Now I may have mentioned once or twice that the church I grew up in was a little, shall we say, less than liberal. And I don’t want to go on about it just for the sake of it. The journey of healing isn’t at all about that. If it was, I may as well just go and sit in the corner and mope because nothing would ever change. The reason for bringing it up now and then is so I can move on. Or to put it another way, become more loving, because in the early days of my taking apart my image of God and finding another, I did feel at times shall we say a tad crazy.
The other night, it being All Souls and all, I sang a Requiem Eucharist for the Faithful Departed in my cathedral church. My childhood church didn’t keep this particular day in any special way – it just denounced any commemoration of the dead as nasty Popish frippery. But to mark this day, my choir sang Durufle’s Requiem which is a truly gut-wrenching piece of music designed to transport you to the heavenlies along with all those faithful departed (and the unfaithful as well in my view.) But I digress. This piece of music has a lot of twiddly bits in it and so I spent most of the previous week hunched over my laptop, practicing my second soprano part with Kings College, Cambridge. They got all of the twiddly bits right, but to be fair they did have a bit more time to practice.
I stood there in the service and I felt so utterly and completely and peacefully right at home that it almost hurt. And when we were invited to light a candle to remember loved ones, I lit one for my first husband, Pete, a lovely and gentle priest who died very young.
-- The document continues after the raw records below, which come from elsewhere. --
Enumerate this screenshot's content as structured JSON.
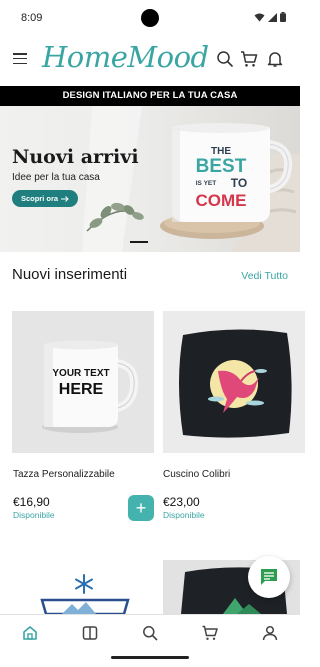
{
  "status_bar": {
    "time": "8:09"
  },
  "header": {
    "logo": "HomeMood",
    "menu_icon": "hamburger-menu-icon",
    "icons": [
      "search-icon",
      "cart-icon",
      "bell-icon"
    ]
  },
  "promo_strip": {
    "text": "DESIGN ITALIANO PER LA TUA CASA"
  },
  "hero": {
    "title": "Nuovi arrivi",
    "subtitle": "Idee per la tua casa",
    "cta_label": "Scopri ora",
    "mug_text": [
      "THE",
      "BEST",
      "IS YET",
      "TO",
      "COME"
    ]
  },
  "section": {
    "title": "Nuovi inserimenti",
    "view_all": "Vedi Tutto"
  },
  "products": [
    {
      "name": "Tazza Personalizzabile",
      "price": "€16,90",
      "availability": "Disponibile",
      "image_text": [
        "YOUR TEXT",
        "HERE"
      ]
    },
    {
      "name": "Cuscino Colibri",
      "price": "€23,00",
      "availability": "Disponibile"
    }
  ],
  "add_button_label": "+",
  "bottom_nav": [
    "home-icon",
    "book-icon",
    "search-icon",
    "cart-icon",
    "user-icon"
  ],
  "colors": {
    "accent": "#3aa6a3",
    "cta": "#1f7f7e",
    "add_button": "#45b3ad"
  }
}
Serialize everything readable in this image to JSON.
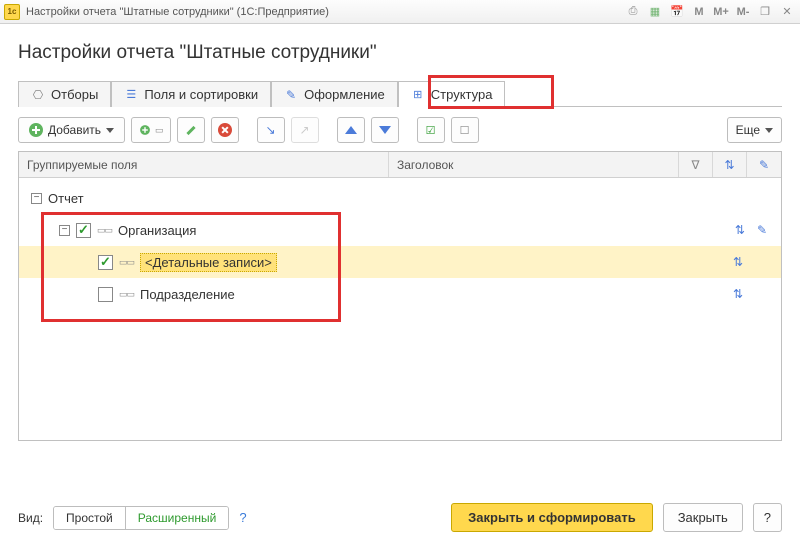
{
  "window": {
    "title": "Настройки отчета \"Штатные сотрудники\"  (1С:Предприятие)",
    "mem_buttons": [
      "M",
      "M+",
      "M-"
    ]
  },
  "page_title": "Настройки отчета \"Штатные сотрудники\"",
  "tabs": [
    {
      "label": "Отборы",
      "icon": "funnel-icon"
    },
    {
      "label": "Поля и сортировки",
      "icon": "fields-icon"
    },
    {
      "label": "Оформление",
      "icon": "brush-icon"
    },
    {
      "label": "Структура",
      "icon": "tree-icon",
      "active": true,
      "highlighted": true
    }
  ],
  "toolbar": {
    "add_label": "Добавить",
    "more_label": "Еще"
  },
  "columns": {
    "group_fields": "Группируемые поля",
    "title": "Заголовок"
  },
  "tree": [
    {
      "level": 0,
      "expander": "-",
      "checkbox": null,
      "label": "Отчет",
      "actions": []
    },
    {
      "level": 1,
      "expander": "-",
      "checkbox": true,
      "label": "Организация",
      "actions": [
        "sort",
        "brush"
      ]
    },
    {
      "level": 2,
      "expander": null,
      "checkbox": true,
      "label": "<Детальные записи>",
      "highlighted": true,
      "actions": [
        "sort"
      ]
    },
    {
      "level": 2,
      "expander": null,
      "checkbox": false,
      "label": "Подразделение",
      "actions": [
        "sort"
      ]
    }
  ],
  "footer": {
    "vid_label": "Вид:",
    "simple": "Простой",
    "advanced": "Расширенный",
    "close_and_generate": "Закрыть и сформировать",
    "close": "Закрыть",
    "help": "?"
  }
}
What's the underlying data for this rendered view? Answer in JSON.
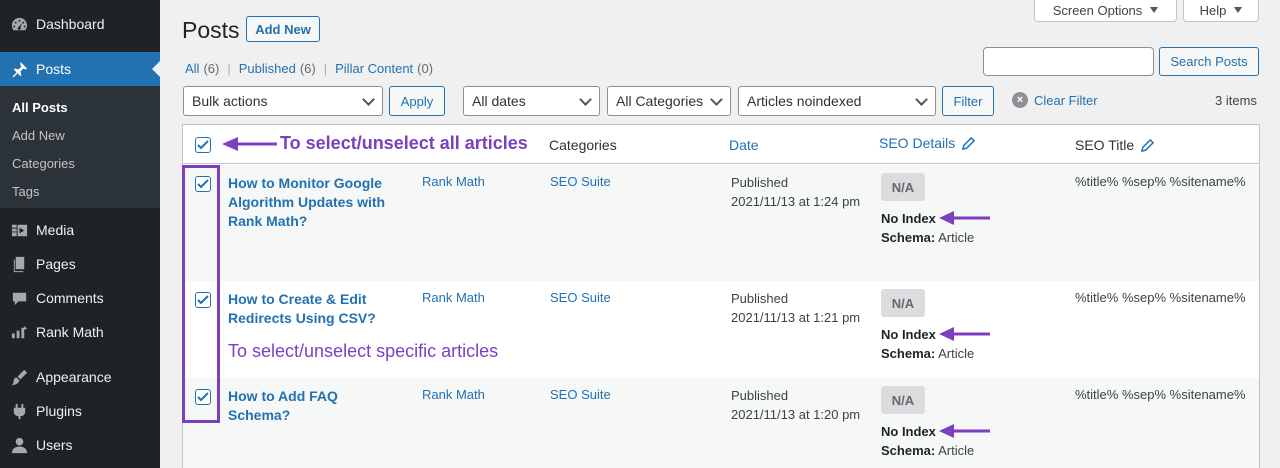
{
  "sidebar": {
    "dashboard": "Dashboard",
    "posts": "Posts",
    "submenu": [
      "All Posts",
      "Add New",
      "Categories",
      "Tags"
    ],
    "media": "Media",
    "pages": "Pages",
    "comments": "Comments",
    "rankmath": "Rank Math",
    "appearance": "Appearance",
    "plugins": "Plugins",
    "users": "Users"
  },
  "header": {
    "title": "Posts",
    "add_new": "Add New",
    "screen_options": "Screen Options",
    "help": "Help"
  },
  "views": {
    "all_label": "All",
    "all_count": "(6)",
    "published_label": "Published",
    "published_count": "(6)",
    "pillar_label": "Pillar Content",
    "pillar_count": "(0)",
    "separator": "|"
  },
  "search": {
    "value": "",
    "button": "Search Posts"
  },
  "filters": {
    "bulk_actions": "Bulk actions",
    "apply": "Apply",
    "dates": "All dates",
    "categories": "All Categories",
    "noindex": "Articles noindexed",
    "filter": "Filter",
    "clear_filter": "Clear Filter",
    "items_count": "3 items"
  },
  "table": {
    "headers": {
      "categories": "Categories",
      "date": "Date",
      "seo_details": "SEO Details",
      "seo_title": "SEO Title"
    },
    "rows": [
      {
        "title": "How to Monitor Google Algorithm Updates with Rank Math?",
        "author": "Rank Math",
        "category": "SEO Suite",
        "status": "Published",
        "date": "2021/11/13 at 1:24 pm",
        "badge": "N/A",
        "index_label": "No Index",
        "schema_label": "Schema:",
        "schema_value": "Article",
        "seo_title": "%title% %sep% %sitename%"
      },
      {
        "title": "How to Create & Edit Redirects Using CSV?",
        "author": "Rank Math",
        "category": "SEO Suite",
        "status": "Published",
        "date": "2021/11/13 at 1:21 pm",
        "badge": "N/A",
        "index_label": "No Index",
        "schema_label": "Schema:",
        "schema_value": "Article",
        "seo_title": "%title% %sep% %sitename%"
      },
      {
        "title": "How to Add FAQ Schema?",
        "author": "Rank Math",
        "category": "SEO Suite",
        "status": "Published",
        "date": "2021/11/13 at 1:20 pm",
        "badge": "N/A",
        "index_label": "No Index",
        "schema_label": "Schema:",
        "schema_value": "Article",
        "seo_title": "%title% %sep% %sitename%"
      }
    ]
  },
  "annotations": {
    "select_all": "To select/unselect all articles",
    "select_specific": "To select/unselect specific articles"
  },
  "colors": {
    "accent": "#2271b1",
    "sidebar_bg": "#1d2327",
    "annotation": "#7c3fbf"
  }
}
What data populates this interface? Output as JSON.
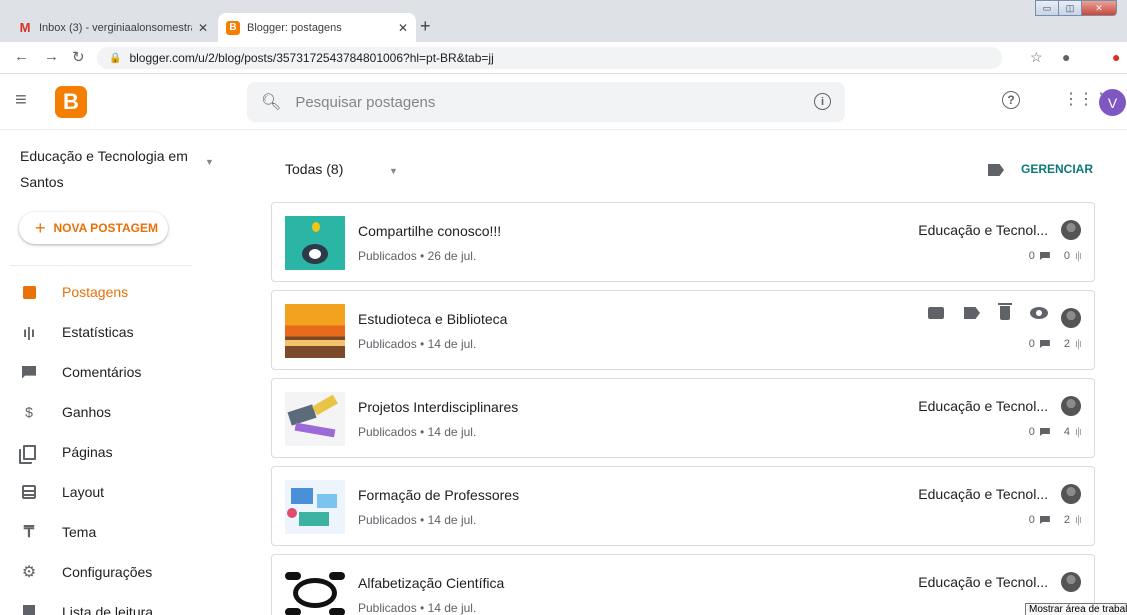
{
  "browser": {
    "tabs": [
      {
        "title": "Inbox (3) - verginiaalonsomestra",
        "icon": "gmail-icon"
      },
      {
        "title": "Blogger: postagens",
        "icon": "blogger-icon"
      }
    ],
    "url": "blogger.com/u/2/blog/posts/3573172543784801006?hl=pt-BR&tab=jj"
  },
  "header": {
    "search_placeholder": "Pesquisar postagens",
    "avatar_letter": "V"
  },
  "sidebar": {
    "blog_name": "Educação e Tecnologia em Santos",
    "new_post_label": "NOVA POSTAGEM",
    "items": [
      {
        "label": "Postagens",
        "icon": "posts-icon",
        "active": true
      },
      {
        "label": "Estatísticas",
        "icon": "stats-icon"
      },
      {
        "label": "Comentários",
        "icon": "comments-icon"
      },
      {
        "label": "Ganhos",
        "icon": "dollar-icon"
      },
      {
        "label": "Páginas",
        "icon": "pages-icon"
      },
      {
        "label": "Layout",
        "icon": "layout-icon"
      },
      {
        "label": "Tema",
        "icon": "theme-icon"
      },
      {
        "label": "Configurações",
        "icon": "gear-icon"
      },
      {
        "label": "Lista de leitura",
        "icon": "reading-list-icon"
      }
    ]
  },
  "main": {
    "filter_label": "Todas (8)",
    "manage_label": "GERENCIAR",
    "posts": [
      {
        "title": "Compartilhe conosco!!!",
        "meta": "Publicados • 26 de jul.",
        "author": "Educação e Tecnol...",
        "comments": "0",
        "views": "0"
      },
      {
        "title": "Estudioteca e Biblioteca",
        "meta": "Publicados • 14 de jul.",
        "author": "",
        "comments": "0",
        "views": "2"
      },
      {
        "title": "Projetos Interdisciplinares",
        "meta": "Publicados • 14 de jul.",
        "author": "Educação e Tecnol...",
        "comments": "0",
        "views": "4"
      },
      {
        "title": "Formação de Professores",
        "meta": "Publicados • 14 de jul.",
        "author": "Educação e Tecnol...",
        "comments": "0",
        "views": "2"
      },
      {
        "title": "Alfabetização Científica",
        "meta": "Publicados • 14 de jul.",
        "author": "Educação e Tecnol...",
        "comments": "",
        "views": ""
      }
    ]
  },
  "tooltip": "Mostrar área de trabalh",
  "colors": {
    "accent": "#e8710a",
    "brand": "#f57d00",
    "avatar": "#7e57c2"
  }
}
I say I’m not annoyed with God about that now, but if I'm honest, there are times when I do feel a little, shall we say, resentful, as I cuddle the grandchildren he never met. But I loved the chance for him to have his own light flickering there, dispelling the darkness, a shining reminder that death is not the end.
So, all this is happening for me right now and it acts as such a good counter balance to the perpetual record playing in my head that I shouldn’t be joining the Third Order. My inner script bleats that I’m just not good enough. Who the heck do I think I am dressing up in fancy robes to sing, and then compounding my wickedness by praying for the dead? Such practices smack of Catholicism and in my childhood church, Catholics were much maligned as not even Christian. I was told as an infant that these poor sods went straight to hell and it worried me a lot. I can just imagine hands being laid on me in the little wooden church of my childhood with muttered prayers for healing surrounding my consorting with Durufle and his like.
But in the end, it wasn’t Durufle who brought me to my emotional knees. Sorry, pal and all that, but while I think your music is astonishing, I was generally concentrating too hard on getting most of the right notes in the right order to have much energy left for feeling. No – it was the final hymn ‘Just as I am without one plea,’ which was my undoing, although you will be pleased to hear that I managed not to break down and weep over my white surplice, but stand there and sing and feel all at the same time. (If you haven’t got a clue what I’m on about, I invite you to Google the words).
I just love that hymn. It says what I want to say but it makes every word count and even makes them rhyme. I looked it up on Wikipedia when I got home and discovered that the author, Charlotte Elliott, ‘lay upon her sofa in her pleasant boudoir,’ (as you do) and recalling her turbulent sleep the night before when she had felt so utterly useless, questioning the ‘reality of her whole spiritual life,’ penned the words of this hymn. Some girl. Raised in a Christian home (as so many of us were) she felt chronic turbulent doubts and conflicts (as so many of us do) and in writing this hymn helped herself to give them a voice. Then by sharing it with the world, millions of other people could give their fears a name, including yours truly.
So, this is where I go when I feel, shall we say insecure about joining the Franciscan community. Yes – I am ‘poor wretched and blind,’ and I need ‘sight riches, healing of the mind,’ (and then some!) but God’s love has ‘broken every barrier down,’ and I can come. (It would be easier to type the whole flippin’ hymn).
I’ll go forward in my explorations singing this hymn and every time it pops up on the service sheet at church, I’ll know they are playing my tune. And if I feel a little pathetic waste of space in my spiritual life – I will recline on my bed in my imaginary boudoir with a large cup of tea and recite every verse.
I am a very fledging Franciscan – a newly-hatched novice who is still very much feeling her way and uncertain of the right direction. But I know that because I am loved, I will be shown what I have to do, where my energy must go, where to focus my prayers, my longings, my-self.
As ‘Just as I am’ says at the end of every verse:
‘O Lamb of God, I come.’